There is no better way to recognize the problems and pain points of the target audience than simply by talking to them. The result of the interview should answer these questions:

Competitor Analysis

A competitive analysis is a way to collect and compare data about products (and companies) in the marketplace. This method is often used to highlight the strengths and weaknesses of products in order to make more informed decisions about your product strategy. A typical competitive analysis might include information, such as:

2. Analyze data

Now we’ve gathered the data we need, it’s time to make sense of it. Here, we’ll take a closer look at our findings and aim to identify patterns.

Problems valuation

Look back over collected data and identify the problems we managed to draw from interviews.

Solution Definition

Take the most crucial problems and brainstorm solutions for them. Try to find as many possible solutions to this problem as possible. Then with your team vote for the best one.

Personas

Different target groups have different needs, approaches, and opinions. Creating a persona for each group is a great way to streamline your research data, whilst representing the specific considerations for fundamentally different groups of people.

User Story

User stories are short, simple descriptions of a feature told from the perspective of the person who desires the new capability, usually a user or customer of the system. They typically follow a simple template:

User Journey Mapping

User journey mapping visualizes how a user interacts with a product and allows designers to see a product from a user’s point of view.

Note the emotional state of users at each step of their journey.

Flows
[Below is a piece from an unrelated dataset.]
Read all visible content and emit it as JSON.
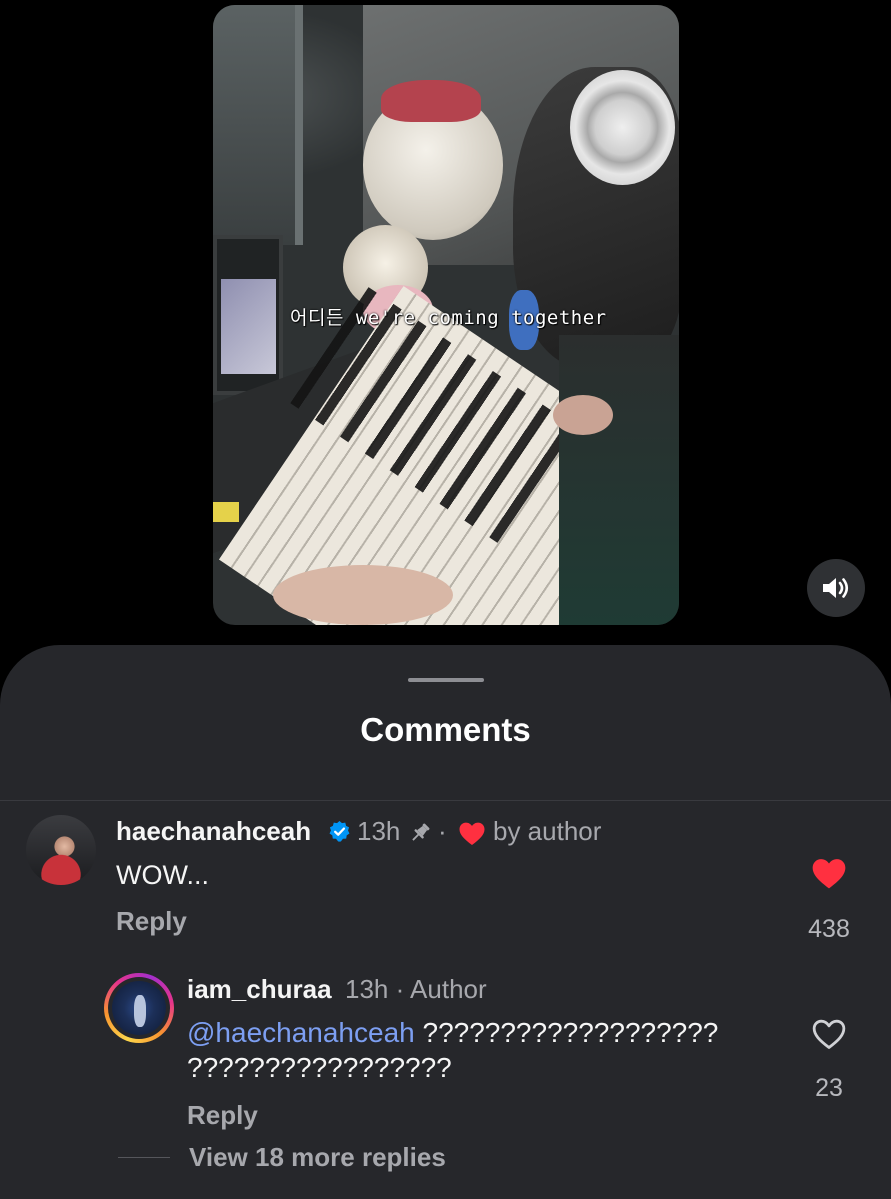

Once you have the problem and the solutions it’s time to connect the dots. Draw a user flow that takes users from their entry point through a set of steps towards a successful outcome and final action, such as purchasing a product. For each user flow, the questions you need to consider are: